The irony here is that from a product provider’s perspective there was little to change in terms of structure or admin processes and, on the face of it, the transition should have been relatively straightforward. The polar opposite has in fact transpired.
At a macro level we have the demise of the advisory channels within retail banks (not necessarily a bad thing) which is leading to a widening advice gap.
This has paved the way for a new breed of investors – the self-directed. This may seem like a logical step for investors given their apparent reluctance to pay adviser fees but there still remains a huge knowledge gap which must be addressed before the bell tolls on the financial adviser.
We are also seeing businesses develop ‘execution only’ service propositions and again, as the regulator recently pointed out, care and attention needs to be applied to get this service right for consumers.

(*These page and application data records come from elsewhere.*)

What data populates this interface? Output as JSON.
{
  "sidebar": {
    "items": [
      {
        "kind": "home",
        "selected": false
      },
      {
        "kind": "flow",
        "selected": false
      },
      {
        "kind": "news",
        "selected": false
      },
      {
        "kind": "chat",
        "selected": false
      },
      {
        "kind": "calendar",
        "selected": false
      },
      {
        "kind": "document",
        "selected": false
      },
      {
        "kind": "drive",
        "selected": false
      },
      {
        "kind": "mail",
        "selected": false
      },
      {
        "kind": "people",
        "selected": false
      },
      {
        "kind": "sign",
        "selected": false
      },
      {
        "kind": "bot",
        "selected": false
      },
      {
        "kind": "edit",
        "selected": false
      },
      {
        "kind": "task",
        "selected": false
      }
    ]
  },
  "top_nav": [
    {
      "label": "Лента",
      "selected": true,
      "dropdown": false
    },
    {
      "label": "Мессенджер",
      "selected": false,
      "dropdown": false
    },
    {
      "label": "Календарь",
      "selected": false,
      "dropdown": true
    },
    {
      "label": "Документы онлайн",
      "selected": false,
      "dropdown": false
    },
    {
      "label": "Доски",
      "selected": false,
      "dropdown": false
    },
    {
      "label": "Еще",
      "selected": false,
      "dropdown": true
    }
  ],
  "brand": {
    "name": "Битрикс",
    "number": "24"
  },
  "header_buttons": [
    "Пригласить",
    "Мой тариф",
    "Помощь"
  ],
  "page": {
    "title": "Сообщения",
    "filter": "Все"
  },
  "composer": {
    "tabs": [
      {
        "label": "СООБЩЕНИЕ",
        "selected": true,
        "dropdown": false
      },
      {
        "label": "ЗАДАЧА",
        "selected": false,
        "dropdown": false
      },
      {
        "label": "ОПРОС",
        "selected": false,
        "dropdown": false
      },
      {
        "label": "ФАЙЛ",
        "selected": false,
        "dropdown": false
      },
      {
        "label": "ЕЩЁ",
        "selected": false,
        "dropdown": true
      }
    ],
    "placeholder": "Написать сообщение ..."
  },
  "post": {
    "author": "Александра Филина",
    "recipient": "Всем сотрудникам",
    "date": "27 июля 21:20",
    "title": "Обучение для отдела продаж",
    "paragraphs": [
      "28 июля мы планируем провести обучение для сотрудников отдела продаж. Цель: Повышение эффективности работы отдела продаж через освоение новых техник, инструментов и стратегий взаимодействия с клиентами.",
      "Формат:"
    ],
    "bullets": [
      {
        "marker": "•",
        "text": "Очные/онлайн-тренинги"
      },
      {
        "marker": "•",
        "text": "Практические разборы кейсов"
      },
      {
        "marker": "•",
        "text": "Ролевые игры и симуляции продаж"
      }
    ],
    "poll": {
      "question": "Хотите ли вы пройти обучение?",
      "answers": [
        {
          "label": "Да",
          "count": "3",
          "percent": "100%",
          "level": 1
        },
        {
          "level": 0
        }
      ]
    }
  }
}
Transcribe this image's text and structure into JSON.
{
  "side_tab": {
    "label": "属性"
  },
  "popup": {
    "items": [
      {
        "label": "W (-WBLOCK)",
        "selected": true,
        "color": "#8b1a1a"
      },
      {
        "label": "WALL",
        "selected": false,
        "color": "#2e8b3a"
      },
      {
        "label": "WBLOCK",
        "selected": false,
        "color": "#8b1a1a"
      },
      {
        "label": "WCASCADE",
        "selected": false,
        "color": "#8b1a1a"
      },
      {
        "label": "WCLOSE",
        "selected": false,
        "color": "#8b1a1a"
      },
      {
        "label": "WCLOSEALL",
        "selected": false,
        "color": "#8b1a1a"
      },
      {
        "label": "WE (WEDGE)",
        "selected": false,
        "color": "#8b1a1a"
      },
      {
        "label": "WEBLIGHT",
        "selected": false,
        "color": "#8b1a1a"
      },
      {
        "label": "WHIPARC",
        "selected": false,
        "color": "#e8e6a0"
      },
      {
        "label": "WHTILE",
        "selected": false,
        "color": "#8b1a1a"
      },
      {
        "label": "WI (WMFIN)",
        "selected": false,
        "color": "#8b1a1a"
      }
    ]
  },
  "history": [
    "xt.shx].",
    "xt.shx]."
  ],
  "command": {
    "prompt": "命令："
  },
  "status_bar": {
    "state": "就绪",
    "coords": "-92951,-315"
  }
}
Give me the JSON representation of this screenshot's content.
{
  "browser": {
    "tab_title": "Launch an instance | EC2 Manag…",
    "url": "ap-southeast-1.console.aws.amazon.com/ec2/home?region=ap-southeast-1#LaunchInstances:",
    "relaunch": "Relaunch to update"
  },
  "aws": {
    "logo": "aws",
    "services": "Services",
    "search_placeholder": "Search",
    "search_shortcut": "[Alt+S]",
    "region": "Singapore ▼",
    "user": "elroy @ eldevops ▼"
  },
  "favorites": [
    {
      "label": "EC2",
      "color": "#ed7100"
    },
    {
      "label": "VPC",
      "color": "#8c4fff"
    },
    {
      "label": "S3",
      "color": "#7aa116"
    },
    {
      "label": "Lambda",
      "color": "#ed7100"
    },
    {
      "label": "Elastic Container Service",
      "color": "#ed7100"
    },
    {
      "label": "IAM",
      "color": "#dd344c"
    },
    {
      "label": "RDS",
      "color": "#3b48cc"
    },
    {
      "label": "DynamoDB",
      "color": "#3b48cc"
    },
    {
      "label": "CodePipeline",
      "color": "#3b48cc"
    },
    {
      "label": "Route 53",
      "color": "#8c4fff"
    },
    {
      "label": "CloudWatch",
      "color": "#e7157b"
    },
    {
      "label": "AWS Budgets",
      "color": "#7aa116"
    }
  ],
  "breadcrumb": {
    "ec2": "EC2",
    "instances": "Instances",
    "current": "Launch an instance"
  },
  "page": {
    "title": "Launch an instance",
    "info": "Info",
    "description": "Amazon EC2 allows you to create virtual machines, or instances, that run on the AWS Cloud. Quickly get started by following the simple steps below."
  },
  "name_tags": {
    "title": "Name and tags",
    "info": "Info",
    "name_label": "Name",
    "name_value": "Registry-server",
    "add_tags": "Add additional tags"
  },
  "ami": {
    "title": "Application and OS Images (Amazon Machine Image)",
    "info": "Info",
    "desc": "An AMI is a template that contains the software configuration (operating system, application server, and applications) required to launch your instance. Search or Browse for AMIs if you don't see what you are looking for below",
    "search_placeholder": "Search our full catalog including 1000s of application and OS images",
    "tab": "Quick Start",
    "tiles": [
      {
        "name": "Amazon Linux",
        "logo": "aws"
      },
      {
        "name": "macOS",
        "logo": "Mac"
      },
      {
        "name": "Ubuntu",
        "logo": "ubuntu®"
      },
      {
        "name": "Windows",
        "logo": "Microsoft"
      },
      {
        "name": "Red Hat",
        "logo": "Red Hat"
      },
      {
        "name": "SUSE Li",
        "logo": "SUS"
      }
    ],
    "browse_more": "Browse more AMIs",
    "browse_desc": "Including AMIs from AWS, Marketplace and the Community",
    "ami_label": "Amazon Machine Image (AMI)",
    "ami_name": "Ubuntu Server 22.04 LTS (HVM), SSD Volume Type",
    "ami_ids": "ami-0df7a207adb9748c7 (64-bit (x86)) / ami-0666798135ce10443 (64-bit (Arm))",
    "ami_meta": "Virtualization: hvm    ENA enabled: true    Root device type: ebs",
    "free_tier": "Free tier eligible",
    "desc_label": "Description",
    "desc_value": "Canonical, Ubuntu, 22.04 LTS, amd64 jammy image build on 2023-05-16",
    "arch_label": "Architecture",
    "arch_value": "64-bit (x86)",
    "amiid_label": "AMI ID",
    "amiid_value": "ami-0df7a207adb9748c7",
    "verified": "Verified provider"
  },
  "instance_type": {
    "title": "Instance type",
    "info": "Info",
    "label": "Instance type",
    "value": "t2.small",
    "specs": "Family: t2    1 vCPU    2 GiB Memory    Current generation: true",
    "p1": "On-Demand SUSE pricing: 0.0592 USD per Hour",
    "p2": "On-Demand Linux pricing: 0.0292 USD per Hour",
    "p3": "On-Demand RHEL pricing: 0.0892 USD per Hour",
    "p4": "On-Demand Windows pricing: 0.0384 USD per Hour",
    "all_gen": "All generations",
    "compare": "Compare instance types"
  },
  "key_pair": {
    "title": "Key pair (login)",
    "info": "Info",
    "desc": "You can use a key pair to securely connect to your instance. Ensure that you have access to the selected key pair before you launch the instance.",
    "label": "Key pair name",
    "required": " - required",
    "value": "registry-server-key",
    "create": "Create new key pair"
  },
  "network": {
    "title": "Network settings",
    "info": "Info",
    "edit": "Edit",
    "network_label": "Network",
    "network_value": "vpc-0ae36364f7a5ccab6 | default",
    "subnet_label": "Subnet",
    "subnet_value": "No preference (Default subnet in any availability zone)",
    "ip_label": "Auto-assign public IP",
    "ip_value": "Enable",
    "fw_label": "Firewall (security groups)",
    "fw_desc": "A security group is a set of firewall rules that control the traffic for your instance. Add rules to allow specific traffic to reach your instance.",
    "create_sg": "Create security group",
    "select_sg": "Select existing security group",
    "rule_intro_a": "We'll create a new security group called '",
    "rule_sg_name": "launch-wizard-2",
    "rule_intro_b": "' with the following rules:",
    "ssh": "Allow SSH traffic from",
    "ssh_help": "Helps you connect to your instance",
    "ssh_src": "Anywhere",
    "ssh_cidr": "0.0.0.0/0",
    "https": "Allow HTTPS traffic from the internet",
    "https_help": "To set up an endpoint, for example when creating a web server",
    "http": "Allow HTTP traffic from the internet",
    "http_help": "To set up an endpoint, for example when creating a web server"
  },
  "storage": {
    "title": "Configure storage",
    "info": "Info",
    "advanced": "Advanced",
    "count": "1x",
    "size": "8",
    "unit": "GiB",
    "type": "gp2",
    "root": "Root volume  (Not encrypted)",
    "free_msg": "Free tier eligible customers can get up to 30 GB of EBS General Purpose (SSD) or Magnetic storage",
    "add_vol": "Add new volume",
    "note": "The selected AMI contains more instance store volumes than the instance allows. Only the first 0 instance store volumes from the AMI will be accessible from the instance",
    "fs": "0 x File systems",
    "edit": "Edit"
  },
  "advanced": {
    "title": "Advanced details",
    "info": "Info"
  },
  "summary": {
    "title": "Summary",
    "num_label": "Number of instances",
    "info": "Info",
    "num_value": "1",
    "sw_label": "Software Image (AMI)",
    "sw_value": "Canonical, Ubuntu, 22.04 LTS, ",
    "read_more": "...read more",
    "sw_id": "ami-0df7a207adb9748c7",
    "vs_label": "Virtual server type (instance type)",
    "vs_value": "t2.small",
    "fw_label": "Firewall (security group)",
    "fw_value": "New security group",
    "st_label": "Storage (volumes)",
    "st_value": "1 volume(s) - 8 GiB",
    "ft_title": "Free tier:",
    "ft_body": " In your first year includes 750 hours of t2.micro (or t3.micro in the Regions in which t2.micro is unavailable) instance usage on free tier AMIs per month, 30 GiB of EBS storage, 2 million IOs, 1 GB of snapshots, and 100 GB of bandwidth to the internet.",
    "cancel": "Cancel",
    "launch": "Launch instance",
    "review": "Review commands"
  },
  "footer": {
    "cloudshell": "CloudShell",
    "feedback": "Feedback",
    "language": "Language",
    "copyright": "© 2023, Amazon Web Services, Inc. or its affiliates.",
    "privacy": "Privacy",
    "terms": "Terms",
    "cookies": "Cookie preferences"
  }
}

Where structured investment products are concerned, the thorny issue of execution-only, or non-advised, transactions seems to have caused great confusion for a couple of reasons.
The most obvious question to answer is why Sips transacted execution-only can still offer initial commissions.
The clue is in the description. The RDR relates to all investment products where advice is given, with the focus on the removal of commission bias with regards to specific products or providers.
Where investment business is transacted on an execution-only basis, no advice is given, therefore by definition there can be no product or provider bias. An important point to note here is that products can still be transacted on an execution-only basis where an adviser fee is agreed – it does not always have to involve products offering initial commission.
The misunder- standing with execution-only seems to relate to the appropriateness test and where and with whom responsibility lies.
In a nutshell, the responsibility for carrying out the test relating to the sale of any Sip offered on an execution-only basis lies with the adviser/broker.
This is known as the Mifid appropriateness test and was implemented in Chapter 10 of the FSA’s Conduct of Business Sourcebook for investment business and further qualified in the FSA paper ‘Treating Customers Fairly’.
Advisers or brokers need to be aware that even though they are deemed to be transacting on an execution-only or non-advised basis, the product itself is still classified as a complex instrument under Mifid and so the appropriateness test must be carried out.
It is essential advisers complete the appropriateness test where Sips are transacted on an execution-only or non-advised basis.
Firms giving such services may indeed avert the much prophesised advice gap disaster waiting round the corner but only by delivering it in an unbiased and informed way.
Gary Dale is head of structured product intermediary sales at Investec